= Task brief =
Copy out all the lines in the records that include the word "Конструктор".

= Data records =
▬▬▬▬▬▬

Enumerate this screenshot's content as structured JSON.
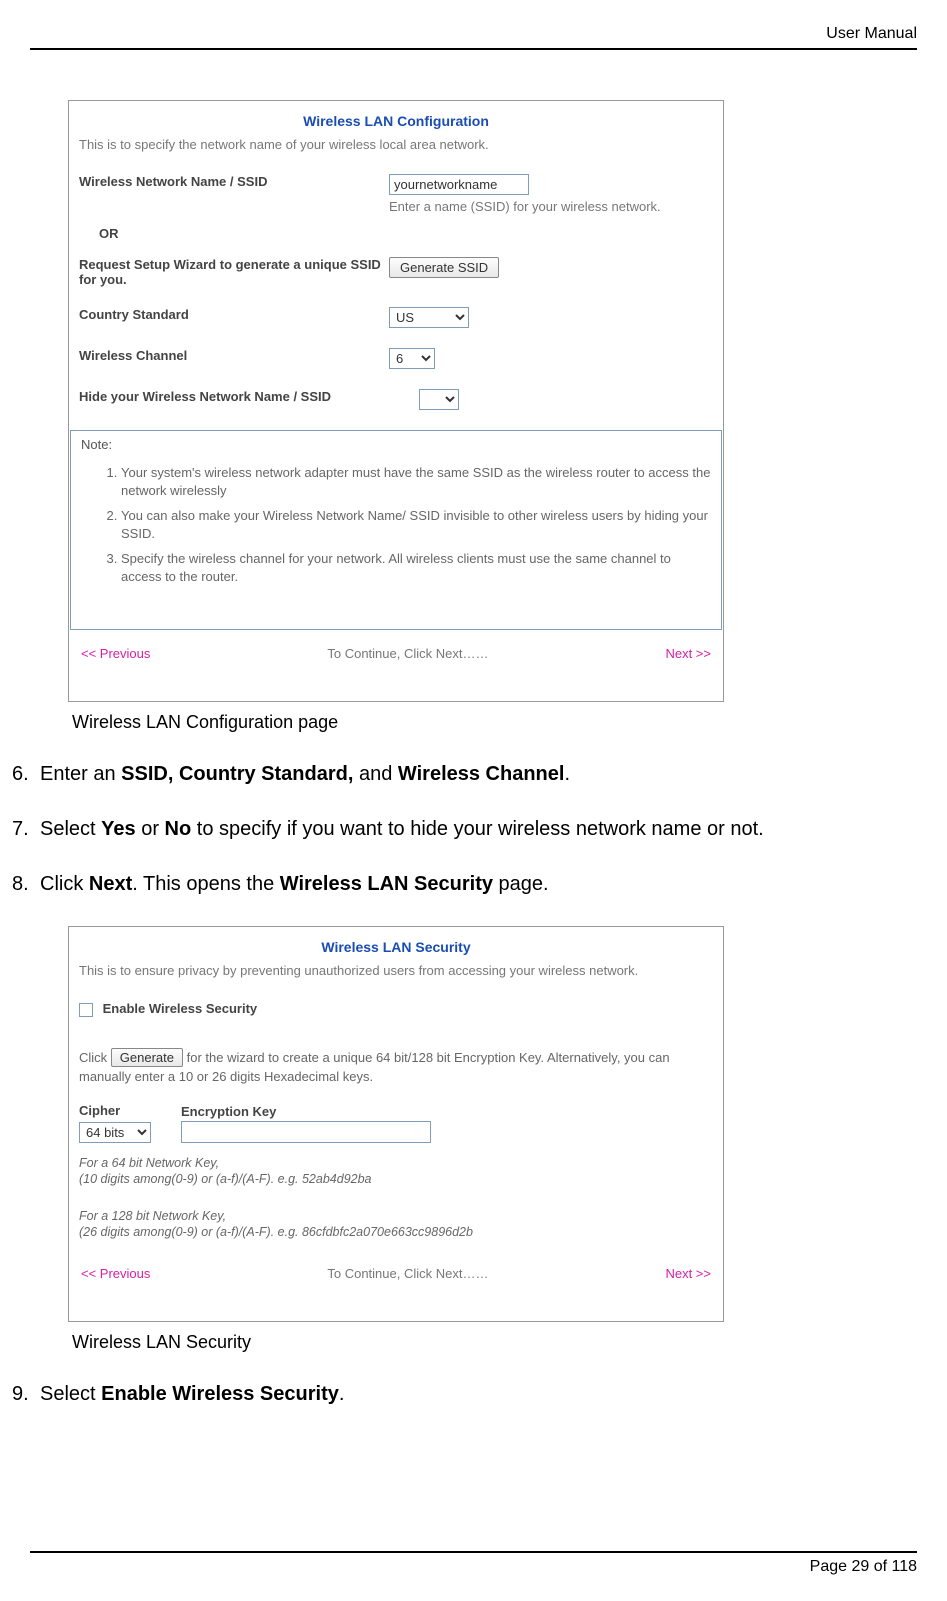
{
  "header": {
    "label": "User Manual"
  },
  "footer": {
    "text": "Page 29 of 118"
  },
  "panel1": {
    "title": "Wireless LAN Configuration",
    "intro": "This is to specify the network name of your wireless local area network.",
    "fields": {
      "ssid_label": "Wireless Network Name / SSID",
      "ssid_value": "yournetworkname",
      "ssid_help": "Enter a name (SSID) for your wireless network.",
      "or": "OR",
      "gen_label": "Request Setup Wizard to generate a unique SSID for you.",
      "gen_button": "Generate SSID",
      "country_label": "Country Standard",
      "country_value": "US",
      "channel_label": "Wireless Channel",
      "channel_value": "6",
      "hide_label": "Hide your Wireless Network Name / SSID",
      "hide_value": ""
    },
    "note": {
      "head": "Note:",
      "items": [
        "Your system's wireless network adapter must have the same SSID as the wireless router to access the network wirelessly",
        "You can also make your Wireless Network Name/ SSID invisible to other wireless users by hiding your SSID.",
        "Specify the wireless channel for your network. All wireless clients must use the same channel to access to the router."
      ]
    },
    "nav": {
      "prev": "<< Previous",
      "mid": "To Continue, Click Next……",
      "next": "Next >>"
    }
  },
  "caption1": "Wireless LAN Configuration page",
  "steps1": [
    {
      "pre": "Enter an ",
      "b1": "SSID, Country Standard,",
      "mid": " and ",
      "b2": "Wireless Channel",
      "post": "."
    },
    {
      "pre": "Select ",
      "b1": "Yes",
      "mid": " or ",
      "b2": "No",
      "post": " to specify if you want to hide your wireless network name or not."
    },
    {
      "pre": "Click ",
      "b1": "Next",
      "mid": ". This opens the ",
      "b2": "Wireless LAN Security",
      "post": " page."
    }
  ],
  "panel2": {
    "title": "Wireless LAN Security",
    "intro": "This is to ensure privacy by preventing unauthorized users from accessing your wireless network.",
    "enable_label": "Enable Wireless Security",
    "click_pre": "Click ",
    "generate_btn": "Generate",
    "click_post": " for the wizard to create a unique 64 bit/128 bit Encryption Key. Alternatively, you can manually enter a 10 or 26 digits Hexadecimal keys.",
    "cipher_label": "Cipher",
    "cipher_value": "64 bits",
    "enc_label": "Encryption Key",
    "hint64a": "For a 64 bit Network Key,",
    "hint64b": "(10 digits among(0-9) or (a-f)/(A-F). e.g. 52ab4d92ba",
    "hint128a": "For a 128 bit Network Key,",
    "hint128b": "(26 digits among(0-9) or (a-f)/(A-F). e.g. 86cfdbfc2a070e663cc9896d2b",
    "nav": {
      "prev": "<< Previous",
      "mid": "To Continue, Click Next……",
      "next": "Next >>"
    }
  },
  "caption2": "Wireless LAN Security",
  "steps2": [
    {
      "pre": "Select ",
      "b1": "Enable Wireless Security",
      "post": "."
    }
  ]
}
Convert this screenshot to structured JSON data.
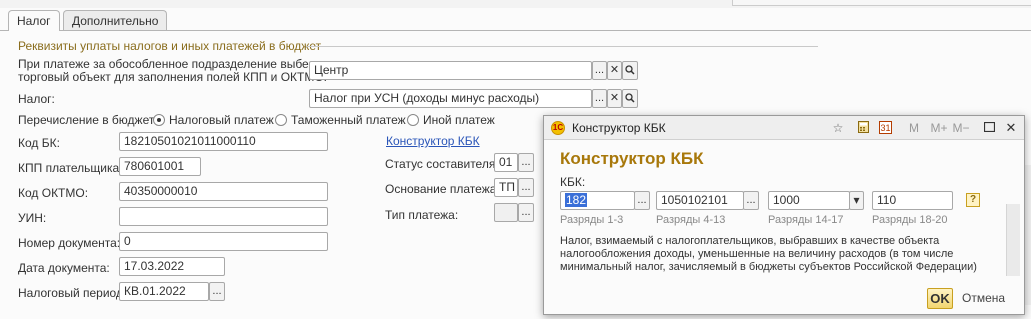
{
  "tabs": [
    {
      "label": "Налог"
    },
    {
      "label": "Дополнительно"
    }
  ],
  "group_title": "Реквизиты уплаты налогов и иных платежей в бюджет",
  "subdivision": {
    "label_line1": "При платеже за обособленное подразделение выберите",
    "label_line2": "торговый объект для заполнения полей КПП и ОКТМО:",
    "value": "Центр"
  },
  "tax": {
    "label": "Налог:",
    "value": "Налог при УСН (доходы минус расходы)"
  },
  "transfer": {
    "label": "Перечисление в бюджет:",
    "options": [
      "Налоговый платеж",
      "Таможенный платеж",
      "Иной платеж"
    ],
    "selected": "Налоговый платеж"
  },
  "fields": {
    "kbk": {
      "label": "Код БК:",
      "value": "18210501021011000110"
    },
    "kpp": {
      "label": "КПП плательщика:",
      "value": "780601001"
    },
    "oktmo": {
      "label": "Код ОКТМО:",
      "value": "40350000010"
    },
    "uin": {
      "label": "УИН:",
      "value": ""
    },
    "doc_number": {
      "label": "Номер документа:",
      "value": "0"
    },
    "doc_date": {
      "label": "Дата документа:",
      "value": "17.03.2022"
    },
    "tax_period": {
      "label": "Налоговый период:",
      "value": "КВ.01.2022"
    }
  },
  "kbk_constructor_link": "Конструктор КБК",
  "right_fields": {
    "status": {
      "label": "Статус составителя:",
      "value": "01"
    },
    "basis": {
      "label": "Основание платежа:",
      "value": "ТП"
    },
    "payment_type": {
      "label": "Тип платежа:",
      "value": ""
    }
  },
  "dialog": {
    "title": "Конструктор КБК",
    "heading": "Конструктор КБК",
    "kbk_label": "КБК:",
    "segments": [
      {
        "value": "182",
        "caption": "Разряды 1-3"
      },
      {
        "value": "1050102101",
        "caption": "Разряды 4-13"
      },
      {
        "value": "1000",
        "caption": "Разряды 14-17"
      },
      {
        "value": "110",
        "caption": "Разряды 18-20"
      }
    ],
    "description_lines": [
      "Налог, взимаемый с налогоплательщиков, выбравших в качестве объекта",
      "налогообложения доходы, уменьшенные на величину расходов (в том числе",
      "минимальный налог, зачисляемый в бюджеты субъектов Российской Федерации)"
    ],
    "ok_label": "OK",
    "cancel_label": "Отмена",
    "titlebar_icons": [
      "star-icon",
      "calculator-icon",
      "calendar-icon",
      "memory-m-icon",
      "memory-plus-icon",
      "memory-minus-icon",
      "maximize-icon",
      "close-icon"
    ],
    "titlebar_glyphs": {
      "m": "M",
      "mplus": "M+",
      "mminus": "M−",
      "calendar": "31"
    },
    "help_glyph": "?"
  },
  "glyphs": {
    "ellipsis": "...",
    "clear": "✕",
    "search": "🔍",
    "dropdown": "▾"
  },
  "colors": {
    "accent_heading": "#a8780b",
    "group_title": "#8a6d1d",
    "link": "#2a55b8",
    "selection": "#3a6fd8"
  }
}
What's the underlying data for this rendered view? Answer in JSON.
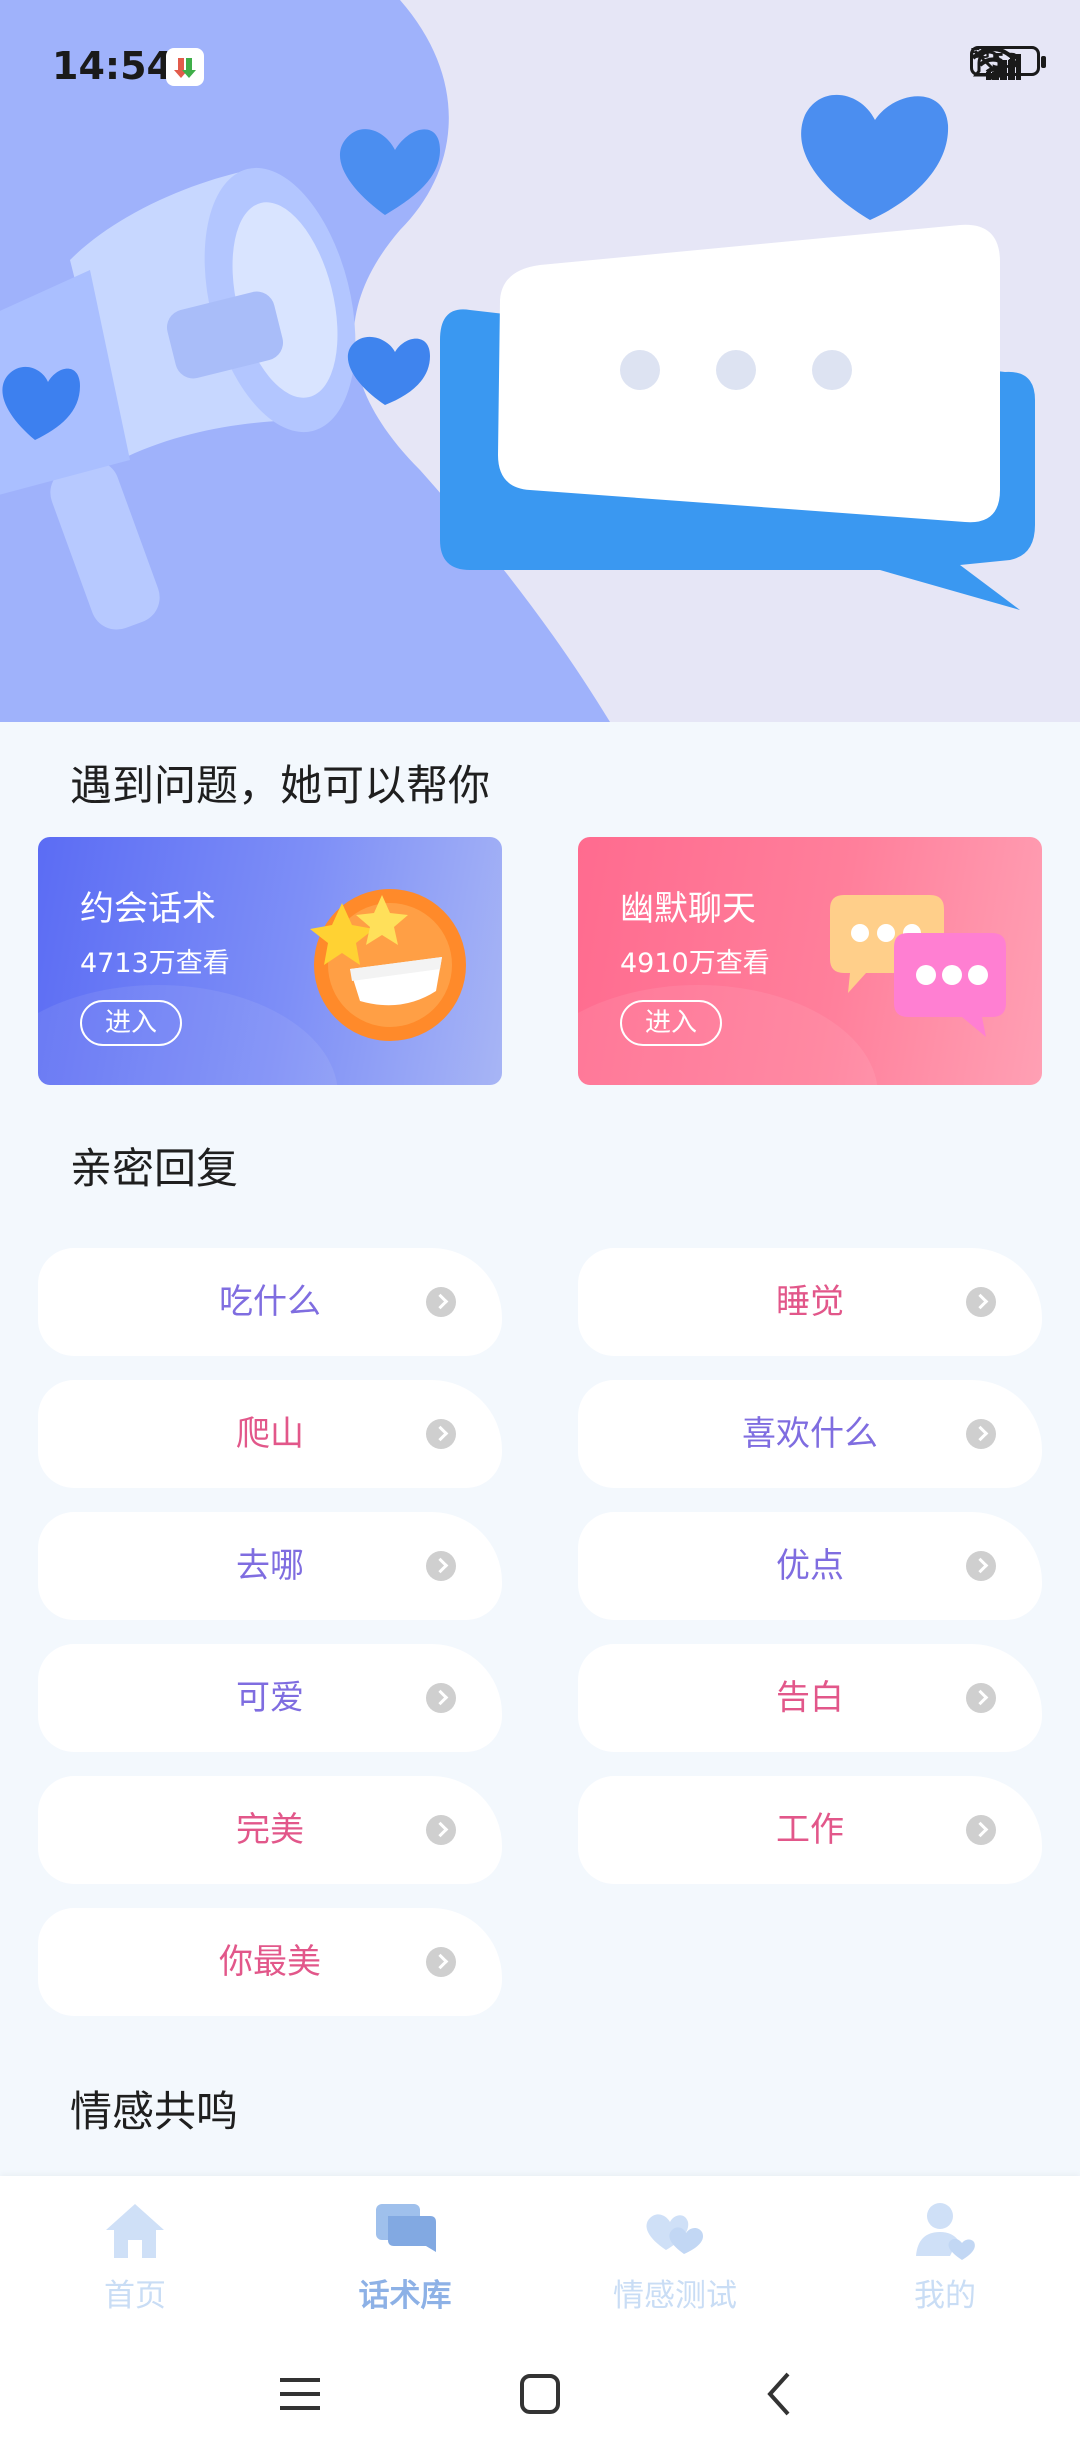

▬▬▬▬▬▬

= Response =
  "kbk_constructor_link": "Конструктор КБК",
    "title": "Конструктор КБК",
    "heading": "Конструктор КБК",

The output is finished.